New York, Sept. 22 (CNA) Taiwanese legislators and hundreds of Taiwanese expatriates held a march in New York on Saturday to promote Taiwan's ambition to join the United Nations.
The march came days after the 73rd session of the U.N. General Assembly opened Tuesday, with the annual general debate scheduled for Sept. 25 to Oct. 1.
People from Taiwanese communities in New York, Boston and Washington started the 3.2-kilometer march from the Chinese Consulate-General in New York and headed toward Dag Hammarskjold Plaza in front of U.N. headquarters.
Opposition New Power Party Legislator Hsu Yung-ming (徐永明), who has participated twice in marches pushing for U.N. membership for Taiwan, said China has spared no effort to squeeze Taiwan's international space and has used its influence to keep Taiwan out of the world body.
But Hsu said he believed Taiwan will be able to join the U.N. one day if Taiwan's younger generations continue to demand participation in the organization.
Various flags and slogans showing support for Taiwan's desire to join the U.N. and expressing opposition to China's suppression were brandished at the gathering place for the march, while the door of the Chinese Consulate-General across the street was closed.

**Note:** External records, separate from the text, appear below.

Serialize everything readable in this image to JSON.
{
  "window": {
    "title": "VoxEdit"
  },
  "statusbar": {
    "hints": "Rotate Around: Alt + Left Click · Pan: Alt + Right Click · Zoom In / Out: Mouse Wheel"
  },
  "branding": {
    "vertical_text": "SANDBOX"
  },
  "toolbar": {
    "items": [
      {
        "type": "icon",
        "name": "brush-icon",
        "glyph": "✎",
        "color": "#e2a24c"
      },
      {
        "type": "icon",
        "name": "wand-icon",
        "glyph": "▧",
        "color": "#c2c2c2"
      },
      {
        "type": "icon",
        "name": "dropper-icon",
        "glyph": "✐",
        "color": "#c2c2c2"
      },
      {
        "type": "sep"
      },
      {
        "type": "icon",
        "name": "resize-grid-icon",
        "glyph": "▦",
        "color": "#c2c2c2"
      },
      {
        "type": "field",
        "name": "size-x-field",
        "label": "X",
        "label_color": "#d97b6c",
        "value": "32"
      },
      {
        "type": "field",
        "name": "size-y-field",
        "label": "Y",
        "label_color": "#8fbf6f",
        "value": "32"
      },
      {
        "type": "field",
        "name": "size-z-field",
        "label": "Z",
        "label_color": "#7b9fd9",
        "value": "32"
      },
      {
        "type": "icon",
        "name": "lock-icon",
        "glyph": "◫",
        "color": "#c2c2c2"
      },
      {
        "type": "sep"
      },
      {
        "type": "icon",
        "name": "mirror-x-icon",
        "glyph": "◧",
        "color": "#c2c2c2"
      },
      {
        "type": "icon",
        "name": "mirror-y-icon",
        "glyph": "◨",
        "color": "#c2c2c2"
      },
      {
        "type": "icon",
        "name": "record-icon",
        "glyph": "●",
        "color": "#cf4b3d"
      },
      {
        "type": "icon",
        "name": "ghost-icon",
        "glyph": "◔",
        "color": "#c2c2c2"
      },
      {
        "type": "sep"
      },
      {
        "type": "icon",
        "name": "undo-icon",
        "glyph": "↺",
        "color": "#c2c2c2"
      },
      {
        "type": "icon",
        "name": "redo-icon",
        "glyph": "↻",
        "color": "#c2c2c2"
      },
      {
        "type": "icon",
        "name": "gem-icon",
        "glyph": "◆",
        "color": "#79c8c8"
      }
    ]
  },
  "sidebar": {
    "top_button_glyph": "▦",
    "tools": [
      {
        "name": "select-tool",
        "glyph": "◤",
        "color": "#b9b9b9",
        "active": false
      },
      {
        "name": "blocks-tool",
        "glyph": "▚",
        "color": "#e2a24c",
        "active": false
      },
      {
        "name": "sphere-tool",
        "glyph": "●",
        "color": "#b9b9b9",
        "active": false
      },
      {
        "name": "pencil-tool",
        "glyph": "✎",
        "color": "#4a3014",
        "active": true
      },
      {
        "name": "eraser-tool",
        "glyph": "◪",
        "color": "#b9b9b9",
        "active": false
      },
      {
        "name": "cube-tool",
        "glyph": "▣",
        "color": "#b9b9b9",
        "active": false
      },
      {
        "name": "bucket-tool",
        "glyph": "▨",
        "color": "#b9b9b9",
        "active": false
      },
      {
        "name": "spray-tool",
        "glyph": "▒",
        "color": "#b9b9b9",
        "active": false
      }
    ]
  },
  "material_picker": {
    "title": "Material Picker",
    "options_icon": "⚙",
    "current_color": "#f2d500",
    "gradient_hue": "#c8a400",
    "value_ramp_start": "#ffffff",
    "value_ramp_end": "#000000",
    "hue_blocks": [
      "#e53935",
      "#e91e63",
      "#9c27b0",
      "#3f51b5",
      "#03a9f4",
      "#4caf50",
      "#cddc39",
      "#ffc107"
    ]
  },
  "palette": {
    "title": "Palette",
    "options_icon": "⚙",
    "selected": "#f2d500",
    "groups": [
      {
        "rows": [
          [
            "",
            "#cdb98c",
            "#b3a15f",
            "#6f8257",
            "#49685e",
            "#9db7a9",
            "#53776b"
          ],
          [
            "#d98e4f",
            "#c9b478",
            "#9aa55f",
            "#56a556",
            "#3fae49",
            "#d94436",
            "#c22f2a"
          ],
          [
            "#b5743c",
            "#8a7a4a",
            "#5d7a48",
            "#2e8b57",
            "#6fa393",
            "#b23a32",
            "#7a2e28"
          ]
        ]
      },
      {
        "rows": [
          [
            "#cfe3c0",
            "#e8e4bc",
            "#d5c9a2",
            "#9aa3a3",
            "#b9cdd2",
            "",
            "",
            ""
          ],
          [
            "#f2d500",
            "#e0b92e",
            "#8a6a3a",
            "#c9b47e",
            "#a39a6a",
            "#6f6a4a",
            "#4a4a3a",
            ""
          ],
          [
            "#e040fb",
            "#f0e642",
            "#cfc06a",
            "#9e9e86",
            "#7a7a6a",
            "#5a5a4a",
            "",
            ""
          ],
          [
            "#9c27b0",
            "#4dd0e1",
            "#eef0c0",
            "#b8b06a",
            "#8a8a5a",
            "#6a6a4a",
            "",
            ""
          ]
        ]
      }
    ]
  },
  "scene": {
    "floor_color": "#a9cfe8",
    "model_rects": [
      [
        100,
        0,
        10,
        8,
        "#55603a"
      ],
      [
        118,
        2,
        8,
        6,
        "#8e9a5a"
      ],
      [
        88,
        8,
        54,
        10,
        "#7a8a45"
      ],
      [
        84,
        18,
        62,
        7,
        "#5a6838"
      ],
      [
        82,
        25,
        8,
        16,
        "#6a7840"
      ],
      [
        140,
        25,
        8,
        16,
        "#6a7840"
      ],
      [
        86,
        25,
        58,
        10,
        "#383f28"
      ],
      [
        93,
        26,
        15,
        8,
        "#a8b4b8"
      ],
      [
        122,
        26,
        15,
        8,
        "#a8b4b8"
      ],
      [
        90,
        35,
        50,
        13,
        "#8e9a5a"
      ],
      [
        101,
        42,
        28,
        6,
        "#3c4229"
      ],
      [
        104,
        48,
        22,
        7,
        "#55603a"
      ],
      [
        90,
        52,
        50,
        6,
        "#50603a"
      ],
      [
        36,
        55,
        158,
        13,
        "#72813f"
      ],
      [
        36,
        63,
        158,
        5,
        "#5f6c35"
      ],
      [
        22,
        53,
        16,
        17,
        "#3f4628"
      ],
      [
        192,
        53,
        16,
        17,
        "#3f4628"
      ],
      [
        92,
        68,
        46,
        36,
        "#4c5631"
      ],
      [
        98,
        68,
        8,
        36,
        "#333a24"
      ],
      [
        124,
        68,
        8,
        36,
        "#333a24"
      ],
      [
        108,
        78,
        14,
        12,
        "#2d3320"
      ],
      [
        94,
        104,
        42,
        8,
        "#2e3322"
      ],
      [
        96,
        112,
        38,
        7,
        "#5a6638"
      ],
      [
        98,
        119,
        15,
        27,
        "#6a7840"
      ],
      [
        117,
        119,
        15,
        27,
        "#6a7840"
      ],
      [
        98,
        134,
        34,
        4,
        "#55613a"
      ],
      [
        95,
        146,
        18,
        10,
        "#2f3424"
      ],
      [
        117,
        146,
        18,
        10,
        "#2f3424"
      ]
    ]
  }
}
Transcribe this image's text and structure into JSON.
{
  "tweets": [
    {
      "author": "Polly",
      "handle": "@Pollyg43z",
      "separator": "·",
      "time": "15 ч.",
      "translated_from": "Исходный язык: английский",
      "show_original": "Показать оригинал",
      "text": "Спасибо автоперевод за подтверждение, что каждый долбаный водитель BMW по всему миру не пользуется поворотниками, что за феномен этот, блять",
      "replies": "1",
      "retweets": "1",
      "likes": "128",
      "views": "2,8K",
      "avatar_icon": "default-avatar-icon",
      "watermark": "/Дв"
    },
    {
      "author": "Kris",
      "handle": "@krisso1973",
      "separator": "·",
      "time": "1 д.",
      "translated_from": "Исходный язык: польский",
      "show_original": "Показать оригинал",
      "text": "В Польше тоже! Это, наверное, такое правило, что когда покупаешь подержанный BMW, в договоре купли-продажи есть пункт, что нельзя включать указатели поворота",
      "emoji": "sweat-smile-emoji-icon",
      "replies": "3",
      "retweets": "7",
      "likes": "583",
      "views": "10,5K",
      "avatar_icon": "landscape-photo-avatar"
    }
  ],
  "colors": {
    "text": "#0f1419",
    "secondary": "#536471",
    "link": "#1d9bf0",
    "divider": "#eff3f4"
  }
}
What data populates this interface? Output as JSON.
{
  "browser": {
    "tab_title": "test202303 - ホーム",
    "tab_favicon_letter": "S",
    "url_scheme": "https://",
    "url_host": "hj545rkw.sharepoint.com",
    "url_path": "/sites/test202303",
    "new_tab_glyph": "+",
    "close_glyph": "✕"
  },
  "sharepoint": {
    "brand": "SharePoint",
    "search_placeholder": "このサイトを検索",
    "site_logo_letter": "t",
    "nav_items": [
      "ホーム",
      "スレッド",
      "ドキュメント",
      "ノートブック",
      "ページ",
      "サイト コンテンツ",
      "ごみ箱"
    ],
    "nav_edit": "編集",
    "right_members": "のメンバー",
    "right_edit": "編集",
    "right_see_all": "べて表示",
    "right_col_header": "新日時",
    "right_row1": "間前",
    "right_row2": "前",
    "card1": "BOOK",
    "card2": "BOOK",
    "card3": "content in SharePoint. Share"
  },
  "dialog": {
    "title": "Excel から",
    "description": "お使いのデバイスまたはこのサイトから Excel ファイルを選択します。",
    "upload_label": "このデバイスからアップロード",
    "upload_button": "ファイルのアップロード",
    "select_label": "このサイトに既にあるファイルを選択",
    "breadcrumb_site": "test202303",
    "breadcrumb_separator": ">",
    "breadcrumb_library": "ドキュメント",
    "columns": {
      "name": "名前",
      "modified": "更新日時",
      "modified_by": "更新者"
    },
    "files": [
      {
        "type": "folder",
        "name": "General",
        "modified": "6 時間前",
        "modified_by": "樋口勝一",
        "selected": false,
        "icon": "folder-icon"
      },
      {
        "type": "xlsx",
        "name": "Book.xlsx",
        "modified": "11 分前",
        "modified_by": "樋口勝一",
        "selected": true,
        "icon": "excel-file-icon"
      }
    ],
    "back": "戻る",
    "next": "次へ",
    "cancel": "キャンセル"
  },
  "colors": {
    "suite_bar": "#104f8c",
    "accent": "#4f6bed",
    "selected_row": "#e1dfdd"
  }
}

Led by Hsu and legislators Lin Ching-yi (林靜儀), Lee Li-feng (李麗芬) and Chen Man-li (陳曼麗), the march passed by several New York landmarks, including Times Square, Grand Central Station, and the Chrysler Building.
Participants shouted slogans including "Keep Taiwan Free," "UN for Taiwan" and "Taiwan is Taiwan," that drew the support of local onlookers.
The march finished at U.N. Headquarters about 90 minutes later, according to event organizer "Keep Taiwan Free," which put the rally's turnout at about 500.
Because of China's influence, not only has Taiwan been kept out of the world body but Taiwan's passport holders are not allowed to enter U.N. Headquarters, which the lawmakers said was unfair to Taiwan.
They called on the U.N. and the international community to support Taiwan, which upholds the values of human rights and democracy, and live up to their commitment as part of the 2030 Agenda for Sustainable Development to leave no one behind.
Hsu Li-wen (徐儷文), head of the Taipei Economic and Cultural Office in New York, said participation in the U.N. system is a longstanding goal that the government and people have worked for as part of Taiwan's desire to become a constructive member of the international community.
Taiwan, under the official country name the Republic of China, was expelled from the U.N. in 1971. Its seat was taken over by the People's Republic of China as the "only legitimate representative of China to the United Nations."
It has since tried to join the body as a separate member, to no avail, and engage in meaningful participation in the U.N.'s many organizations.